Experts consider health information technology key to improving efficiency and quality
of health care.
To systematically review evidence on the effect of health information technology on
quality, efficiency, and costs of health care.
The authors systematically searched the English-language literature indexed in MEDLINE
(1995 to January 2004), the Cochrane Central Register of Controlled Trials, the Cochrane
Database of Abstracts of Reviews of Effects, and the Periodical Abstracts Database.
We also added studies identified by experts up to April 2005.
Descriptive and comparative studies and systematic reviews of health information technology.
Two reviewers independently extracted information on system capabilities, design,
effects on quality, system acquisition, implementation context, and costs.
257 studies met the inclusion criteria. Most studies addressed decision support systems
or electronic health records. Approximately 25% of the studies were from 4 academic
institutions that implemented internally developed systems; only 9 studies evaluated
multifunctional, commercially developed systems. Three major benefits on quality were
demonstrated: increased adherence to guideline-based care, enhanced surveillance and
monitoring, and decreased medication errors. The primary domain of improvement was
preventive health. The major efficiency benefit shown was decreased utilization of
care. Data on another efficiency measure, time utilization, were mixed. Empirical
cost data were limited.
Available quantitative research was limited and was done by a small number of institutions.
Systems were heterogeneous and sometimes incompletely described. Available financial
and contextual data were limited.
Four benchmark institutions have demonstrated the efficacy of health information technologies

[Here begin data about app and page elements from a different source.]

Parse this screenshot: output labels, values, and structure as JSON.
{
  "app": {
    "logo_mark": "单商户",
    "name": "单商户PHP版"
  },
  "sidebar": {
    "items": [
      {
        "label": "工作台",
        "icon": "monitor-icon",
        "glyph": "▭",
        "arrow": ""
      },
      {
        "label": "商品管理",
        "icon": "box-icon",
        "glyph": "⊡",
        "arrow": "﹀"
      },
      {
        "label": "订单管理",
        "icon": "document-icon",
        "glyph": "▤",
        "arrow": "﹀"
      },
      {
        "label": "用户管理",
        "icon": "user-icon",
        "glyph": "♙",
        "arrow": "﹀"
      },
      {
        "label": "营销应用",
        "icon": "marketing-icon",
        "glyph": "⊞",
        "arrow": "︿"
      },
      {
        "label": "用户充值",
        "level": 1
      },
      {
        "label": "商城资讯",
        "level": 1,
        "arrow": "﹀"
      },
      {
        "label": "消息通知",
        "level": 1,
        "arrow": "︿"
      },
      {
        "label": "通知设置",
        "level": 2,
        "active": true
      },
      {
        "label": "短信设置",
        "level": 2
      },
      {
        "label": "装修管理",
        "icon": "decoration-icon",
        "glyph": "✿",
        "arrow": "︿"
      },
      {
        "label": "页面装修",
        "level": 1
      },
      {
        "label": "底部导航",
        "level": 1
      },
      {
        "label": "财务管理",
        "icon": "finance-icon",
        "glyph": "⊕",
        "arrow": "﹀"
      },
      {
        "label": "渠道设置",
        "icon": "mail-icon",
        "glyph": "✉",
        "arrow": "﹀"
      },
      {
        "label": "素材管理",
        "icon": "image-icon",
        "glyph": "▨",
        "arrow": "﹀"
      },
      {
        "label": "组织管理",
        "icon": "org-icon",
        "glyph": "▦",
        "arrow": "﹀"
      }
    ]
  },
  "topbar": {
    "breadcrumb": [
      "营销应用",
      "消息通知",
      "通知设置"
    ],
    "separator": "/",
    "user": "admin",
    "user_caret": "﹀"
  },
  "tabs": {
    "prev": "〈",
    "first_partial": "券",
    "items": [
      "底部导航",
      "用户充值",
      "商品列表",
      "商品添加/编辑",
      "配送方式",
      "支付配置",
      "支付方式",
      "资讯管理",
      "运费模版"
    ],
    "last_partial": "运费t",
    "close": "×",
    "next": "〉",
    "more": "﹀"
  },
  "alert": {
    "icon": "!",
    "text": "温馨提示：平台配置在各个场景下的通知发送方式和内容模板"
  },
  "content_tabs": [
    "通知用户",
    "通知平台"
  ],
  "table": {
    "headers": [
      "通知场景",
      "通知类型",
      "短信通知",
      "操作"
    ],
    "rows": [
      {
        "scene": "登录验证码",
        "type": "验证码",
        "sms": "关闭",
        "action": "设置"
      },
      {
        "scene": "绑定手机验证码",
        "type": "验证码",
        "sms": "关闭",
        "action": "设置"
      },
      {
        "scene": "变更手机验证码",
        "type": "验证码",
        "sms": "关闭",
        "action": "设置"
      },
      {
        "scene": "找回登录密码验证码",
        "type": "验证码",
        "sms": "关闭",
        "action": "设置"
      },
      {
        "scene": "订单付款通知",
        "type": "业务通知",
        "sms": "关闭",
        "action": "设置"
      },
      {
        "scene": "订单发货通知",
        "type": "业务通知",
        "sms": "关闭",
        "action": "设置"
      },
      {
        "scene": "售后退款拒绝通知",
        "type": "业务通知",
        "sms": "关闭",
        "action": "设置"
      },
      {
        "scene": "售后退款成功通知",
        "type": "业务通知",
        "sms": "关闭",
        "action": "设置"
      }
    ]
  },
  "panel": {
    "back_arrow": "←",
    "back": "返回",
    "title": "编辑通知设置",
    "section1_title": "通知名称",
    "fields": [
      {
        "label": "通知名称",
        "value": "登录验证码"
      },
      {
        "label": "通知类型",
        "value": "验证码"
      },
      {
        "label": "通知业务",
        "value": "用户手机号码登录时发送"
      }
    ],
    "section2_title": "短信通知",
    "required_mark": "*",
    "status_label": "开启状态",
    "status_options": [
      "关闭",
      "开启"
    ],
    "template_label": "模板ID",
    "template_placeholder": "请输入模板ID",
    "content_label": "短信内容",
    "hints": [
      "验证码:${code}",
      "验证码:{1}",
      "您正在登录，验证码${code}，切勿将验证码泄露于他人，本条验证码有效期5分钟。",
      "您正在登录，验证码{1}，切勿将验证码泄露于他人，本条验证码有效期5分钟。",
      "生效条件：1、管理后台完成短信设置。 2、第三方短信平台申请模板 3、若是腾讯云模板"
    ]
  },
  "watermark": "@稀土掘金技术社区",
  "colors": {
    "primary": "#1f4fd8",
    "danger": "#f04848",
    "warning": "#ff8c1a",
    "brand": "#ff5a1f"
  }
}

in improving quality and efficiency. Whether and how other institutions can achieve
similar benefits, and at what costs, are unclear.